Diwali: Festival of Lights and Family


Graphic illustration by Claire Chiu

Ultimately, Diwali is an opportunity to spend time with loved ones. No matter what goes on in the world, people can always find a way to celebrate their shared culture.

Claire Chiu, Writer

In November, India set a new world record: 33,000 diyas, or clay lamps, were lit in honor of Diwali, the South Asian festival of lights. They are only a small part of the festivities, though. People decorate floors with geometric rangoli designs, cook up tantalizing spreads of nutty desserts and, of course, spend time with friends and family. This year, however, the COVID-19 pandemic has forced families to modify traditional Diwali activities, such as large family gatherings, in accordance with shelter-in-place guidelines. 

There are many legends that describe the origin of Diwali, with history tracing back to 527 BCE. During Diwali, some Hindus celebrate the return of Lord Rama and his wife, Sita, to their kingdom of Ayodhya by a path of lights, while others celebrate Lord Krishna’s defeat of the demon Narakasura. In Jainism, Diwali celebrates the death and final nirvana, or enlightenment, of Mahavira, a spiritual preacher of Jainism. For Sikhs, Diwali marks the prison release of Guru Hargobind, who introduced militarization to protect the Sikh community. Although Diwali is interpreted differently by those of different regions and religions, the festival universally celebrates the triumph of good over evil and light over darkness. 

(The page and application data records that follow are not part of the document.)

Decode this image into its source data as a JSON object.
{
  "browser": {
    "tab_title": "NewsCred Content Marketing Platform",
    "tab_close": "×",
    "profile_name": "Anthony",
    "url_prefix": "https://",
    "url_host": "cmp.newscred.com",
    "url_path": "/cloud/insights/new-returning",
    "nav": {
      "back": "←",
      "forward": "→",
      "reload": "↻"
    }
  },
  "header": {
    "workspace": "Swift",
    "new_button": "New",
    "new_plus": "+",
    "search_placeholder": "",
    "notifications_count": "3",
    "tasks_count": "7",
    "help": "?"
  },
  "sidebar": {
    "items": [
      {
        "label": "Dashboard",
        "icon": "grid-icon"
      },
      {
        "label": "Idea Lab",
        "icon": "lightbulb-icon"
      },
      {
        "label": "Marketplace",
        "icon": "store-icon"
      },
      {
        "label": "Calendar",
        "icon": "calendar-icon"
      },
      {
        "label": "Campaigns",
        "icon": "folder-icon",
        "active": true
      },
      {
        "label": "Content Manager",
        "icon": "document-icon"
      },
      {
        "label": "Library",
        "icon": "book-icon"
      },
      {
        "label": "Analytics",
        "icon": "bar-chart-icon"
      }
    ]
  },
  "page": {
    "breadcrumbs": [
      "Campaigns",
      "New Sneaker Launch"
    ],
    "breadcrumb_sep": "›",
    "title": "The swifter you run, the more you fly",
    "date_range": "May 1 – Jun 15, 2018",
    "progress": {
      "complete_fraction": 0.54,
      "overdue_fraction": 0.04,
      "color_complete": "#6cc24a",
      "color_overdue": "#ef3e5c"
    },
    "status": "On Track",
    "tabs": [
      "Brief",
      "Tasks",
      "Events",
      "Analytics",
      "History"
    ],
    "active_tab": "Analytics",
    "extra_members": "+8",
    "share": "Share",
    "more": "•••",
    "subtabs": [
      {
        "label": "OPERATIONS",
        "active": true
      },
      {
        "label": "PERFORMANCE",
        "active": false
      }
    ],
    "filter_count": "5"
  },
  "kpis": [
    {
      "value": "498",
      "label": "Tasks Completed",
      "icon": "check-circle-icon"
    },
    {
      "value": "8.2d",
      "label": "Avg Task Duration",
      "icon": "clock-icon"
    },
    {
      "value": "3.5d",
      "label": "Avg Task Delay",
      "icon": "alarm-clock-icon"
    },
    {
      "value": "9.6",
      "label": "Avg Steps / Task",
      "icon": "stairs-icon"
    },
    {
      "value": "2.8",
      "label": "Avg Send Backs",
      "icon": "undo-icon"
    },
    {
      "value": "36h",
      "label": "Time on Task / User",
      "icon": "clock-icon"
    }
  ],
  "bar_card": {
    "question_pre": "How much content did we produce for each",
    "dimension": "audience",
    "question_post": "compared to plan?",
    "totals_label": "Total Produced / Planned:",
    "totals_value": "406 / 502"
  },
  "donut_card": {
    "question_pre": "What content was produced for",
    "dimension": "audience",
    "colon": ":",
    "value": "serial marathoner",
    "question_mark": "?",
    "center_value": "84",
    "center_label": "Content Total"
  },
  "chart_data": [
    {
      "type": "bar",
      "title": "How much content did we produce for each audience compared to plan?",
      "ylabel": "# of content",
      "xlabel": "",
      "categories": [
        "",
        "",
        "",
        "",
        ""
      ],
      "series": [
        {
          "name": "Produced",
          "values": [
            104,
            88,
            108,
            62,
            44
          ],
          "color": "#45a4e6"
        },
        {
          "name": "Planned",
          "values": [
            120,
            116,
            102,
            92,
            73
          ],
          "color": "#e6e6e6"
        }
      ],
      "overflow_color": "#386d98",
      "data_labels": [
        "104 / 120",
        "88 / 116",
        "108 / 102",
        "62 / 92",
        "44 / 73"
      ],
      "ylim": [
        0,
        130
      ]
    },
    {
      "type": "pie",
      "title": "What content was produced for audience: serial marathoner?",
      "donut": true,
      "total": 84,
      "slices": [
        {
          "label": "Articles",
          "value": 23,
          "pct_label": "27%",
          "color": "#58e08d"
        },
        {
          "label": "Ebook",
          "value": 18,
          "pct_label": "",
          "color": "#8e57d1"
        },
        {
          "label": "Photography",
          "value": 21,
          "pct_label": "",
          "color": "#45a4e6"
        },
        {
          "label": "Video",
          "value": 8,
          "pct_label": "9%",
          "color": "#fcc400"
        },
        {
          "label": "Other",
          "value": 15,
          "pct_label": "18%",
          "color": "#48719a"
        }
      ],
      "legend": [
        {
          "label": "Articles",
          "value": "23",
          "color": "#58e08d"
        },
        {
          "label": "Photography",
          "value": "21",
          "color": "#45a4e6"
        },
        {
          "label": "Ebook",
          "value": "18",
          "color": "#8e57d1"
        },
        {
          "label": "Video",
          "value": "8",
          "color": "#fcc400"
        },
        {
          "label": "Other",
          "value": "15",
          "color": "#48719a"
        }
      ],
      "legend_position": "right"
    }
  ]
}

Each year, Diwali occurs in October or November based on the Hindu lunar calendar, and it was celebrated on Nov. 14 this year. For most parts of South Asia, the festivities last for five days, each representing a different myth or tradition. 

On the third day of Diwali, which is officially recognized as a public holiday across many countries, many people perform Lakshmi puja, worshipping the Hindu goddess of wealth and prosperity.

Diwali festivities vary between regions. Traditions unique to North India include gambling during Diwali, which is considered an auspicious event; while people in Eastern India light firecrackers and diyas on long poles to guide their ancestors’ souls to heaven. Western Indians practice making kajal, a type of cosmetic eyeliner, from flames of burning diya; while Southern Indians take scented oil baths on the third day for temple visits.

Although celebrations vary, there are still many traditions that remain the same throughout South Asia. Traditionally, Diwali is celebrated by lighting diyas, or clay lamps, and playing with fireworks, firecrackers and sparklers. The light represents the victory of light over darkness, good over evil and knowledge over ignorance. People also create ornate, geometric patterns, called rangolis or kolams, on the floors of their homes. 

As Diwali is a time for family reunion, food is integral; tables are spread with savory snacks and traditional South Asian sweets. Similar to Chinese Lunar New Year celebrations, families clean their homes and open up their doors leading up to Diwali to welcome good fortune. However, because of the ongoing pandemic, families have had to alter their crowded festivities to follow health and safety regulations. 

“Diwali is a time for me to meet and catch up with a lot of my extended family, especially my cousins in college,” senior Rashmi Ramchandra said. “A lot of them are home for Thanksgiving, and it’s nice to catch up with them and hear their stories about college. It’s also a means to connect with my culture. I usually wear Indian clothes and take photos—albeit bad ones—with my sister and get to eat lots of food from my culture.”

While many people attend large parties every Diwali, a unique aspect of celebrations in the U.S., many have opted for small gatherings or video calls this time around.

“This year, we took two weeks to quarantine for Diwali beforehand,” freshman Sanved Doshi said. “On Diwali, we met up [while] following restrictions, so we couldn’t do as much. We still had fun with each other chatting and playing card games outside.”

In past years, the City of Cupertino held annual Diwali events that typically draw large crowds of people from different cultures. This year, however, events that were not canceled have been moved online, and in-person activities have been replaced with interactive conversations and virtual Bollywood concerts. 

Ultimately, Diwali is an opportunity to spend time with loved ones. No matter what goes on in the world, people can always find a way to celebrate their shared culture.